Rivest said she was discussing her experience to bring to people’s attention that the incident was “a violation” and an “all-too-common occurrence."

“Journalists in the field — especially women, again just trying to do their jobs — experience harassment like this all the time and it is not okay. If you wanna act like an idiot behind me in a live shot, that’s your choice. In public places, you have the same right as me to be there. But when you put your hands on me, or anyone else, without their approval, that is wrong,” Rivest said.

“I wouldn’t come to anyone’s work place and harass them, and I just ask: Please let me do my job too.”

Goodman was identified and arrested following the incident. He has a court date on Nov. 6, according to WAVE.

He faces up to 90 days in jail and a fine of up to $250 if convicted, a spokesperson from the Louisville Police Department told The News.

Thursday, Rivest shared an apology letter Goodman wrote to her on WAVE.

“After watching the video, reading through the posts and listening to your explanation, I have found a new respect for how difficult it must to be a reporter, specifically in this type of environment. I was wrong to interrupt your job, invade your personal space and leave you feeling powerless. Regardless, your ability to maintain a professional composure speaks volume of your strength,” the letter said.

“I sincerely apologize and deeply regret my actions where I allowed immaturity to humiliate you, myself, and many others. While I have jeopardized my integrity, I am hopeful my future actions will validate the lessons I’ve learned from this mistake. I am so very sorry,” Goodman wrote.
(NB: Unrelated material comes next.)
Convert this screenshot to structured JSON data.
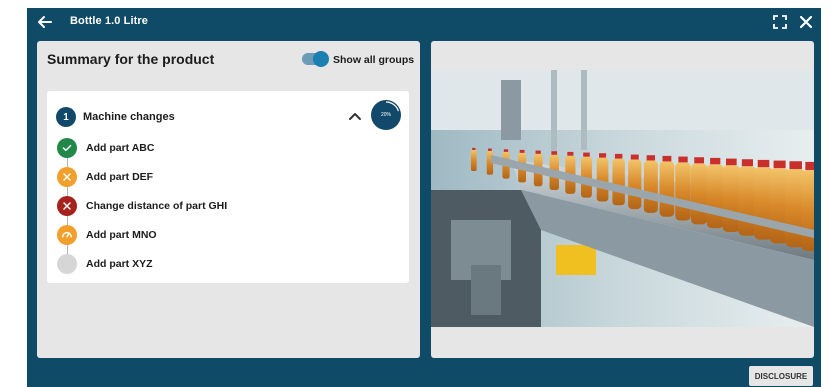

Rivest said on-air on WAVE Thursday that she “absolutely” accepts Goodman’s apology, and that it seems he knows there are consequences for his actions.